Work to complete: Pull every line of the entries that has the word "obszaru".

Data to use:
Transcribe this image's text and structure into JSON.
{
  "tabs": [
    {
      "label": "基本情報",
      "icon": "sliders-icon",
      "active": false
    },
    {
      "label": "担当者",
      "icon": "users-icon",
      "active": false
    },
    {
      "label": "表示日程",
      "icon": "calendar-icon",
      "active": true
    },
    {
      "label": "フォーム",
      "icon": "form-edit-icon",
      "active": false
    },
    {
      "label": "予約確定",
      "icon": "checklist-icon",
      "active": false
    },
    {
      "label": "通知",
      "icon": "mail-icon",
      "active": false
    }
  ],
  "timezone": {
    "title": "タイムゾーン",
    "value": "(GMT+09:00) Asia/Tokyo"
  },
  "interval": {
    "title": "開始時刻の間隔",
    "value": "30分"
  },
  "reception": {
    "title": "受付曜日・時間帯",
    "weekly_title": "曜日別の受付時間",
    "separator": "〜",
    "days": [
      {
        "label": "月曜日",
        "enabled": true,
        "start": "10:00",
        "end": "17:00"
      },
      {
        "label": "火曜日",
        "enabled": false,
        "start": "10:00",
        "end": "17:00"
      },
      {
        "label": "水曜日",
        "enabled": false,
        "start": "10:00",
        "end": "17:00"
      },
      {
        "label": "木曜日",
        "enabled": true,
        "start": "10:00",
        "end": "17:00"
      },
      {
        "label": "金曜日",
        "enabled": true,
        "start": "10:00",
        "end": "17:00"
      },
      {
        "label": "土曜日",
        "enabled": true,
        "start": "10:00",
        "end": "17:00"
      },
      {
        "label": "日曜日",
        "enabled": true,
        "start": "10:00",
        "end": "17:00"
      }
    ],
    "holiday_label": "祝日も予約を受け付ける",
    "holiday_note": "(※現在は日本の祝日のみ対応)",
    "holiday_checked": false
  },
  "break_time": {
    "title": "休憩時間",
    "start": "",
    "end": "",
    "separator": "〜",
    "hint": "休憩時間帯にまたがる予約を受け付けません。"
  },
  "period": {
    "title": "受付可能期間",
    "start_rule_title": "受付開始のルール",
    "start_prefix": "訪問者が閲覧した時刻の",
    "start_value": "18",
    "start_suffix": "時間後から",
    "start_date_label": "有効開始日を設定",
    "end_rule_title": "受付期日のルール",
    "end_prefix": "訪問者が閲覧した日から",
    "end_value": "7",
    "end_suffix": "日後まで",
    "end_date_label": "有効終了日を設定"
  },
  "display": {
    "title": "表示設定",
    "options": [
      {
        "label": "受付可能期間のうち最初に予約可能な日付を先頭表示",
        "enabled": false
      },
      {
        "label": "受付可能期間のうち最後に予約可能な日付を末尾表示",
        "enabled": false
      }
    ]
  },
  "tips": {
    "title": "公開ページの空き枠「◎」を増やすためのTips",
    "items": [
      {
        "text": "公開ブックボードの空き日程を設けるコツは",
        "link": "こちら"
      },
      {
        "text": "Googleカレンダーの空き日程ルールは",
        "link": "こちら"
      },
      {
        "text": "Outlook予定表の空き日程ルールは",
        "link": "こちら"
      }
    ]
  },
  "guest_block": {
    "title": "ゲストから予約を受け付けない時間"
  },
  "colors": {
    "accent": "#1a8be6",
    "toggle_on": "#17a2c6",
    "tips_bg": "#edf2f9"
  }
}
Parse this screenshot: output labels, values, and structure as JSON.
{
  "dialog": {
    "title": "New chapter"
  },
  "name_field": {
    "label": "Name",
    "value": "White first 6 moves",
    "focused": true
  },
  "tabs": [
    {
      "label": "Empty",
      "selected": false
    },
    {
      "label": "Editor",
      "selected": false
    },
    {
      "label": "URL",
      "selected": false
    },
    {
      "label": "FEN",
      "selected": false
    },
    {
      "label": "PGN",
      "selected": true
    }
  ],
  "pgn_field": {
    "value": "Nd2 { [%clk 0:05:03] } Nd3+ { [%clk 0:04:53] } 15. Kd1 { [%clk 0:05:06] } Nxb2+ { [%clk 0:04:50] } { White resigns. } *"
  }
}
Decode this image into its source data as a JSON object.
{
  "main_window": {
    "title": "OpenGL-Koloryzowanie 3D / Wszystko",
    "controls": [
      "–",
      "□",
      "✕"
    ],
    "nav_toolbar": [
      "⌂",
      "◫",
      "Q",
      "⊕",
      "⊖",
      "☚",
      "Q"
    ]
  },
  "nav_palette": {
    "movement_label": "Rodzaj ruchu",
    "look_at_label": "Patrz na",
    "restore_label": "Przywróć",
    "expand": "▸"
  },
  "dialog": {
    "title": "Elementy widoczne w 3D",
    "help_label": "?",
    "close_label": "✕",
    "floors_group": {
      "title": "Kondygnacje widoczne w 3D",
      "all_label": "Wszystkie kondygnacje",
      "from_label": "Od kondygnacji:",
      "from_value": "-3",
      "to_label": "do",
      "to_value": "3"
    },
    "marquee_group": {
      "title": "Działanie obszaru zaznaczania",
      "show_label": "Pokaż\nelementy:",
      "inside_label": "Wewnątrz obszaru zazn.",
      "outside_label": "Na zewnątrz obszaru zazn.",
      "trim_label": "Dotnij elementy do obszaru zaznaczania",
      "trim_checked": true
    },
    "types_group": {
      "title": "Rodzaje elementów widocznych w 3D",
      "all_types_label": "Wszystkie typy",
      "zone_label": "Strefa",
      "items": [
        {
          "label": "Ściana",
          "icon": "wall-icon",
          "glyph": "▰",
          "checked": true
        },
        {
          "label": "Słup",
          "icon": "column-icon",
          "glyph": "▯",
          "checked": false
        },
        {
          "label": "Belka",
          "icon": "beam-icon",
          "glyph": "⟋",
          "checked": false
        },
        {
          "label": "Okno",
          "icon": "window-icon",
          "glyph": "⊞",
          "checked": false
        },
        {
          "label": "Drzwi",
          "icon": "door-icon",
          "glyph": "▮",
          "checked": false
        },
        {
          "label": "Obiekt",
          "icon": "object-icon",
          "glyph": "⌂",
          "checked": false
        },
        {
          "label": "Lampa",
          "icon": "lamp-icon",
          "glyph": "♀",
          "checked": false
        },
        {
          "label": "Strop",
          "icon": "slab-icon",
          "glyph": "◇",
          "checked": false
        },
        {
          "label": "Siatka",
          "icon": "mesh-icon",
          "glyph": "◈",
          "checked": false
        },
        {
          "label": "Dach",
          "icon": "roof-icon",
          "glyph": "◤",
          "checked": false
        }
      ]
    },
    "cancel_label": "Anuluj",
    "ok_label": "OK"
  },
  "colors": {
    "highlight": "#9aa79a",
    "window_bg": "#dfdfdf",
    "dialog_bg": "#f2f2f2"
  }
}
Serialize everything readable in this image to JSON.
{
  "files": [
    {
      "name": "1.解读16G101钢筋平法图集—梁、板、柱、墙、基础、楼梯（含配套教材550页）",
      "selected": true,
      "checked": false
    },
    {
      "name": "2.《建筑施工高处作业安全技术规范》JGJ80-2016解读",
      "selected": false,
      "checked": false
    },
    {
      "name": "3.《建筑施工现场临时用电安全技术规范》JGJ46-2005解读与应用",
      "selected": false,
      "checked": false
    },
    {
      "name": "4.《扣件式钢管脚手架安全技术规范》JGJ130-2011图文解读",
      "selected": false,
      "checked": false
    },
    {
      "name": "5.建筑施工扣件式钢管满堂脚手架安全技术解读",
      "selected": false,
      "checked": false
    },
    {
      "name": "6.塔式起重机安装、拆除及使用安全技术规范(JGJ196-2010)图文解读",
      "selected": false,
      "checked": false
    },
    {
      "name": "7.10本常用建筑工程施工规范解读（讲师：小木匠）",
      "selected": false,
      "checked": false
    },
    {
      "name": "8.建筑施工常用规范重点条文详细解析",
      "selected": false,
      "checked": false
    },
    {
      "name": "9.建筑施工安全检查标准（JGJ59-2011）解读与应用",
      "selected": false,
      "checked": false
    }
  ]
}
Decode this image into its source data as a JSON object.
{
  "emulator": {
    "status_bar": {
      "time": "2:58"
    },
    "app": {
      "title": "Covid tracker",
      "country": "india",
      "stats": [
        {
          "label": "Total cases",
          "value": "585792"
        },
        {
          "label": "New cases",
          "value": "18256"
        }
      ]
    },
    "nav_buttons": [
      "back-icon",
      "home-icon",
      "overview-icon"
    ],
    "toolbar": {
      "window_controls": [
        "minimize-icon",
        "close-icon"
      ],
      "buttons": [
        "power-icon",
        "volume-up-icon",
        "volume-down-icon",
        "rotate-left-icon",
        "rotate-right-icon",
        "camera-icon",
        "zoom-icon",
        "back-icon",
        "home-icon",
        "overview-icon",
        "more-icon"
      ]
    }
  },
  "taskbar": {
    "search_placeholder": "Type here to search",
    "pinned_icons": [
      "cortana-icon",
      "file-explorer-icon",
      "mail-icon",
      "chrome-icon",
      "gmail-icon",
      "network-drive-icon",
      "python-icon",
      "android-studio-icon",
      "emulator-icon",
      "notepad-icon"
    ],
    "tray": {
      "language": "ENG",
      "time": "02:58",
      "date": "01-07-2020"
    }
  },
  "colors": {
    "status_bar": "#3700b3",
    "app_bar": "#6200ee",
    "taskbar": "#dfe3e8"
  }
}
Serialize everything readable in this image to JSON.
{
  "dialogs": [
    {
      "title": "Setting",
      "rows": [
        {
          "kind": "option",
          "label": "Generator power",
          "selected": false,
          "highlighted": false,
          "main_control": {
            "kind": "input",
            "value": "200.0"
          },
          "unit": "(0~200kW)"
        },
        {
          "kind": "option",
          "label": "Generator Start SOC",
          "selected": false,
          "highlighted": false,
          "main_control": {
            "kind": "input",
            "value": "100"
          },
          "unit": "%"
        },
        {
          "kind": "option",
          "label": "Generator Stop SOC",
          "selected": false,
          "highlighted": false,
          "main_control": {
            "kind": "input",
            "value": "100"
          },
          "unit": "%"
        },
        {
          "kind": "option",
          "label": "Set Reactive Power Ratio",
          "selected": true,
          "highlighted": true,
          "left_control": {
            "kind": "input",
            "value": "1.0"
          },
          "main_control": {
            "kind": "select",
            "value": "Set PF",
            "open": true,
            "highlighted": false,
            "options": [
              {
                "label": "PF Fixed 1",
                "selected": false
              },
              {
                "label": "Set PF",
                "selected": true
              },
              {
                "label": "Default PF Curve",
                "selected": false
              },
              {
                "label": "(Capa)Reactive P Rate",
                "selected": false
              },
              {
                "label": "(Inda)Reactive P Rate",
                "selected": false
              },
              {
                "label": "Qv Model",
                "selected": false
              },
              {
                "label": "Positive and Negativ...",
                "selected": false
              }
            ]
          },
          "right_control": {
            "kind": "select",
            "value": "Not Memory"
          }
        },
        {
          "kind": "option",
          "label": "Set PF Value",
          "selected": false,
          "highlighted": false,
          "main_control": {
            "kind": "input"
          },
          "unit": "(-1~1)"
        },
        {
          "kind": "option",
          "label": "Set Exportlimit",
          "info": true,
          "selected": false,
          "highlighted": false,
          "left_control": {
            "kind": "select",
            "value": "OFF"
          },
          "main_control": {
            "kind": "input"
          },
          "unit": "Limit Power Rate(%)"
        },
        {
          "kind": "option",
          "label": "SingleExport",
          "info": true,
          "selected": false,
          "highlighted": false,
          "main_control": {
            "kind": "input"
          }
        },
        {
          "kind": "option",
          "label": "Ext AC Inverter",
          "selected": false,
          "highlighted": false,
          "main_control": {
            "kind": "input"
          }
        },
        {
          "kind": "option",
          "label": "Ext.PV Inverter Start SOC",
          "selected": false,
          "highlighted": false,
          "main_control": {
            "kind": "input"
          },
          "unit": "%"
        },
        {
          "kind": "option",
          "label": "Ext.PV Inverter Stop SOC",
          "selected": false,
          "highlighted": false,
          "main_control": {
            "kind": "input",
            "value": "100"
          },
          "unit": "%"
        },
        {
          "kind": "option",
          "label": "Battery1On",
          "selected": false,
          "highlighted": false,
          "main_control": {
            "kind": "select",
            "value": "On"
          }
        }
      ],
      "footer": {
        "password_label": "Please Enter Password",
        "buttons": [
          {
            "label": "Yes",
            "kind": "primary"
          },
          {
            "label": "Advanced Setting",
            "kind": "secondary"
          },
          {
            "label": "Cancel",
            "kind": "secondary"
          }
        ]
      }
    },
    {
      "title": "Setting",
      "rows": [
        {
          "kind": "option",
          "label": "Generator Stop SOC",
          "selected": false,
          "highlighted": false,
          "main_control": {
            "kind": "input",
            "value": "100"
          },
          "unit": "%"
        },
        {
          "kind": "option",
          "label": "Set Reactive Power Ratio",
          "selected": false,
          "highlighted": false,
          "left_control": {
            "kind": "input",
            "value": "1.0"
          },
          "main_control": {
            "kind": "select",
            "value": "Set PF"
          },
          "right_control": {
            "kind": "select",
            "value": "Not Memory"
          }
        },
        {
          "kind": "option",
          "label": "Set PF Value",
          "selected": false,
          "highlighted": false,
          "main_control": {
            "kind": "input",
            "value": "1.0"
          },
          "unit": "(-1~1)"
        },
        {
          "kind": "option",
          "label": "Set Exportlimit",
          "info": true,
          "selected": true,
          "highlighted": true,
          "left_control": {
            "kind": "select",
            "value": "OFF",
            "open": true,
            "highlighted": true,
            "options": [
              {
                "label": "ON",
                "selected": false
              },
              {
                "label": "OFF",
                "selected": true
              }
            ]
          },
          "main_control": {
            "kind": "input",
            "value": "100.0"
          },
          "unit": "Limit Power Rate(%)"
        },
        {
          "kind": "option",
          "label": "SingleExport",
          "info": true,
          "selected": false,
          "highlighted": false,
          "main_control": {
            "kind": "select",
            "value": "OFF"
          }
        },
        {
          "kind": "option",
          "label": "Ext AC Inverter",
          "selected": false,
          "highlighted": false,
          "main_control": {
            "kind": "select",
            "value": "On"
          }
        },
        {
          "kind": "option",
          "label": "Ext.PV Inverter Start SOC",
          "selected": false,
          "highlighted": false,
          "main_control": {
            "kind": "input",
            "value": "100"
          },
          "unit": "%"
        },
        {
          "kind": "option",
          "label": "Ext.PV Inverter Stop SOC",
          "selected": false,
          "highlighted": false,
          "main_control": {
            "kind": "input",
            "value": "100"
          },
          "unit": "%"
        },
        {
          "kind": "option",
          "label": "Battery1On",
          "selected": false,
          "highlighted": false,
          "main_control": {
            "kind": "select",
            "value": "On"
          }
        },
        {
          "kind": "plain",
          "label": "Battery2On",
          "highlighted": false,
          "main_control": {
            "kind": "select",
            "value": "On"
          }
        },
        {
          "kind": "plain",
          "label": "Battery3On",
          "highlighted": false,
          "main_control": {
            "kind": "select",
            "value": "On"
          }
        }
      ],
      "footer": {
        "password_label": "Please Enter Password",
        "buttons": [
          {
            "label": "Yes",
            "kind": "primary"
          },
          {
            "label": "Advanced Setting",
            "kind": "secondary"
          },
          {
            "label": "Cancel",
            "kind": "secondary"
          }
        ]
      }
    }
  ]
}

Response for this exercise:
      "title": "Działanie obszaru zaznaczania",
      "inside_label": "Wewnątrz obszaru zazn.",
      "outside_label": "Na zewnątrz obszaru zazn.",
      "trim_label": "Dotnij elementy do obszaru zaznaczania",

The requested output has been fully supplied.